Donal O’Regan

Reporter:

Donal O’Regan

‘Cloak of secrecy’: Niall Collins

‘Cloak of secrecy’: Niall Collins

ONE BAR to rural communities developing is the lack of mobile phone signal in many areas, says Limerick TD Niall Collins.

His Fianna Fail colleague, Dara Calleary tabled a Dail question asking for the details of each local authority that has mapped local mobile phone blackspots. The reply from Minister for Rural and Community Development, Michael Ring shows that Limerick City and County Council was one of 17 local authorities to respond. They say that there are 36 blackspots in Limerick. The county was the fourth highest after Longford, Galway and Kerry.

Minister Ring said: “My officials, in conjunction with the Department of Communications, Climate Action and Environment, are actively engaged with local authorities and mobile phone operators to identify priority blackspots and take action to address this issue.

“During 2017, officials of both Departments worked with a group of local authorities to identify the issues associated with mapping local blackspots. Building on this exercise, a call was issued to all local authorities in 2018 to map local blackspots and identify infrastructure that could potentially be used to improve telecommunications services.”

Deputy Collins says we all know villages where the mobile reception is very bad or non-existent.

“The government and the mobile phone providers are treating parts of County Limerick like second class citizens. They don’t provide adequate broadband and there is no proper phone coverage to compensate for the lack of broadband. For the majority of people living in rural areas mobile phones are as essential as a car in everyday life,” said Deputy Collins, who tabled a Dail question asking for the list of mobile phone blackspots in County Limerick.
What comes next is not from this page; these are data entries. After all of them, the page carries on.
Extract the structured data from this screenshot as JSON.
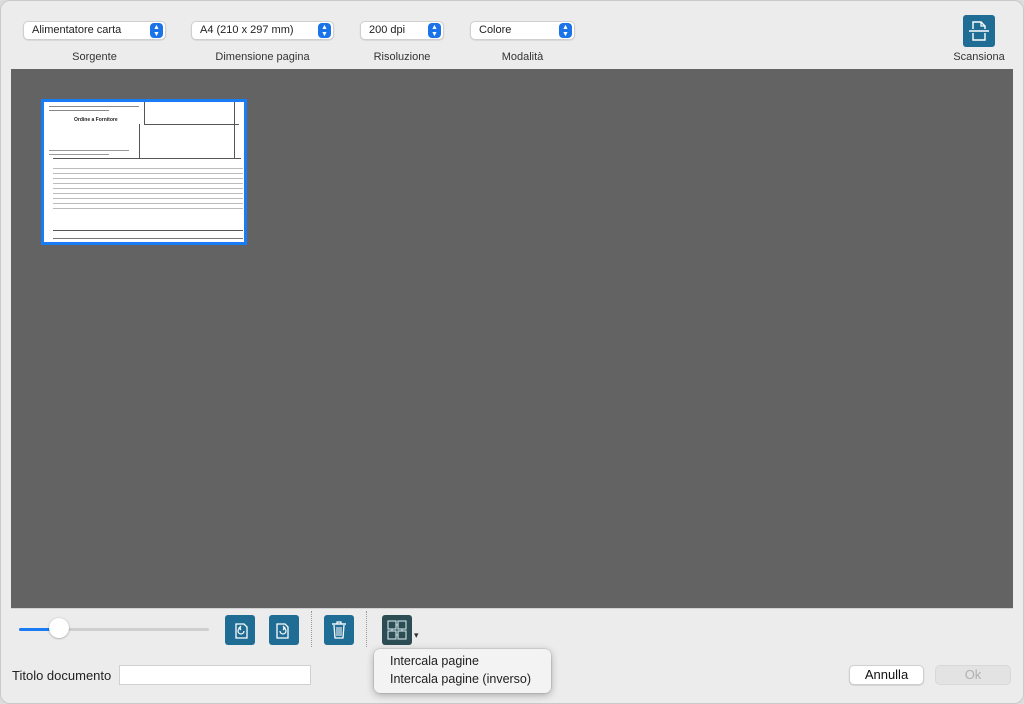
{
  "toolbar": {
    "source": {
      "value": "Alimentatore carta",
      "label": "Sorgente"
    },
    "page_size": {
      "value": "A4 (210 x 297 mm)",
      "label": "Dimensione pagina"
    },
    "resolution": {
      "value": "200 dpi",
      "label": "Risoluzione"
    },
    "mode": {
      "value": "Colore",
      "label": "Modalità"
    },
    "scan_label": "Scansiona"
  },
  "preview": {
    "thumbnail_title": "Ordine a Fornitore",
    "selected_page": 1
  },
  "bottom": {
    "zoom_fraction": 0.21,
    "buttons": [
      "rotate-left-icon",
      "rotate-right-icon",
      "trash-icon",
      "interleave-icon"
    ]
  },
  "footer": {
    "title_label": "Titolo documento",
    "title_value": "",
    "cancel_label": "Annulla",
    "ok_label": "Ok"
  },
  "menu": {
    "items": [
      "Intercala pagine",
      "Intercala pagine (inverso)"
    ]
  },
  "colors": {
    "accent": "#1a7cf5",
    "tool_button": "#1f6c95",
    "preview_bg": "#636363"
  }
}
Minister Ring declined to do do, saying while the exercise was informative, it was “not comprehensive”.

“Of the thirty one local authorities, only seventeen returned data to feed into the exercise. The majority did not have the capacity to carry out technical testing. Furthermore, the methods used to collect the data varied. Simultaneously, mobile network operators and infrastructure providers were increasing the number of mobile phone sites in service, as well as upgrading existing networks. As a consequence, the data collected in 2018 only represented a snapshot in time for certain areas and could not be interpreted as a definitive source of information regarding mobile phone blackspots. Nor would it be a fair reflection of the current situation, as network developments are taking place on an on-going basis,” he replied.

The council had not supplied the information following a media query at the time of going to press. Deputy Collins said he couldn’t understand the “cloak of secrecy”.